(launch) accident occurs again." This time, he had a
very good reason for not resigning. "I heard the weather
forecast on Saturday. It did not mention about any tornado,"
Akbar said expressing his surprise.
In a village under Modhupur upazila of Tangail, a plastic
bag filled with nine bombs was recovered by the police on
Friday, February 18. A villager named Shaheen found the bag
accidentally in a ditch beside Madhupur-Jamalpur highway at
Baniyajan Uttarpara village under Dhanbari Police Station
in Tangail. He was fishing at around 11:45 the evening before
when his net captured the bag. He took it out of the ditch
mistaking it for something precious. Upon opening the bag
he found nine bombs wrapped with scotch tape, fitted with
electric switches and six-inch long batteries. He then quickly
informed the local union parishad chairman who then informed
Dhanbari police. The police reached the spot around 12:15am
An examination was conducted by a team of explosives experts
of police led by ASP Mahbubul Alam who informed the army explosives
experts at Shahid Salahuddin Cantonment in Ghatail.
Another team of 14 army explosives experts led by Major Ali
Reza detonated the bombs in an open field. Tangail Superintendent
of Police (SP) Abdur Rahman Khan claimed that the bombs were
crudely improvised explosives devised by putting explosives
and splinters into doorbells. Apparently the bombs had been
put under water a few days before they had been recovered.
with the US
With the US being the single largest investor in Bangladesh

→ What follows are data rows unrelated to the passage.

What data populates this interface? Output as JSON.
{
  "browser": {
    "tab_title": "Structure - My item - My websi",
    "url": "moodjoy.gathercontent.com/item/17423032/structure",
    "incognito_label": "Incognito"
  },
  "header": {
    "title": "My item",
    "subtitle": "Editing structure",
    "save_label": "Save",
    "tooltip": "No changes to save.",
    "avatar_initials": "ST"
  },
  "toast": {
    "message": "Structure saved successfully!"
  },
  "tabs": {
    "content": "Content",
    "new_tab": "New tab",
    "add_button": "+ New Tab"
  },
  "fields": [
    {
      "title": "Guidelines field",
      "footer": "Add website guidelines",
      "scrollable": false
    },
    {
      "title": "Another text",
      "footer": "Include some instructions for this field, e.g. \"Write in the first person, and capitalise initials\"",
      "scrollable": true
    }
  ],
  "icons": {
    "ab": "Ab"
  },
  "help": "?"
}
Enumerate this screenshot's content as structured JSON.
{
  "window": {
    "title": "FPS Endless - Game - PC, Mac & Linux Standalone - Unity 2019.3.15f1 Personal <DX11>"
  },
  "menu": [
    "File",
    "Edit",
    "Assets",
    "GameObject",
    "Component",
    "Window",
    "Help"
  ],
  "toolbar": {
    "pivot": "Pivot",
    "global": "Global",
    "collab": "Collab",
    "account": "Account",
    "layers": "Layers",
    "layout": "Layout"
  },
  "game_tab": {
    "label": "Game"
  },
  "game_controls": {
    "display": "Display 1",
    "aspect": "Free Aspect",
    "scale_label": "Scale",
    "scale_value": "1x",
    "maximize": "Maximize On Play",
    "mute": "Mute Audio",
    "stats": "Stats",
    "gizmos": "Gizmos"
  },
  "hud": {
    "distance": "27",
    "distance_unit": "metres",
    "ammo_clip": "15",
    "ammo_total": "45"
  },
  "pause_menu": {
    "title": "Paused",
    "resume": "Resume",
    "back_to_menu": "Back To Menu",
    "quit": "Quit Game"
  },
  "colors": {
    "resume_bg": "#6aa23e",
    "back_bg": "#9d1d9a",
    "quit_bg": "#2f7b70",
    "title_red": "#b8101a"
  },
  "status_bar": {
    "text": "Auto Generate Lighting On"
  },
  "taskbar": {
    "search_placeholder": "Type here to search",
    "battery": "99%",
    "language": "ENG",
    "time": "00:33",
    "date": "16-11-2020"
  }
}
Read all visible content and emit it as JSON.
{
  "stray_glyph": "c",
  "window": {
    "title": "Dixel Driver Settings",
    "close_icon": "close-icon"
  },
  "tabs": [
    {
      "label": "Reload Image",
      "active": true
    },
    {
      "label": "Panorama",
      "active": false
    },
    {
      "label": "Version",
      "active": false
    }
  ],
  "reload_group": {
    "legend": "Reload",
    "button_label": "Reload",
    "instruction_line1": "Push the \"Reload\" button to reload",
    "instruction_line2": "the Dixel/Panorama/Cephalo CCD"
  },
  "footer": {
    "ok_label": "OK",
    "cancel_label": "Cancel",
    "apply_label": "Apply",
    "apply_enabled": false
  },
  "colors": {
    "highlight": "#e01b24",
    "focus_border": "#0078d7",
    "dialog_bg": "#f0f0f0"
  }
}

with a shopping investment of $1.4 billion (mainly in the
energy and power sector), the finalising of the draft of Trade
and Investment Framework Agreement (Tifa) is the latest feather
in the present government's cap. On February 15 Dhaka and
Washington after two days of negotiations, finalised the draft
although the formal signing is still to take place. The agreement
promises to promote bilateral trade and investment. The areas
Tifa will cover include removal of non-tariff barriers, implementation
of intellectual property rights, promotion of trade and private
investment, improvement of workers' rights and pursuing WTO
talks on the basis of the Doha Development Agenda. The US
side has proposed a 'US-Bangladesh Council on Trade and Investment'
which will meet at least once a year to discuss bilateral
trade issues. The US has Tifas with more than a dozen countries
including Sri Lanka, Pakistan and Afghanistan.
While the government may have a sense of accomplishment in
this deal, how far the agreement will benefit Bangladesh is
a major concern.
(R) thedailystar.net 2005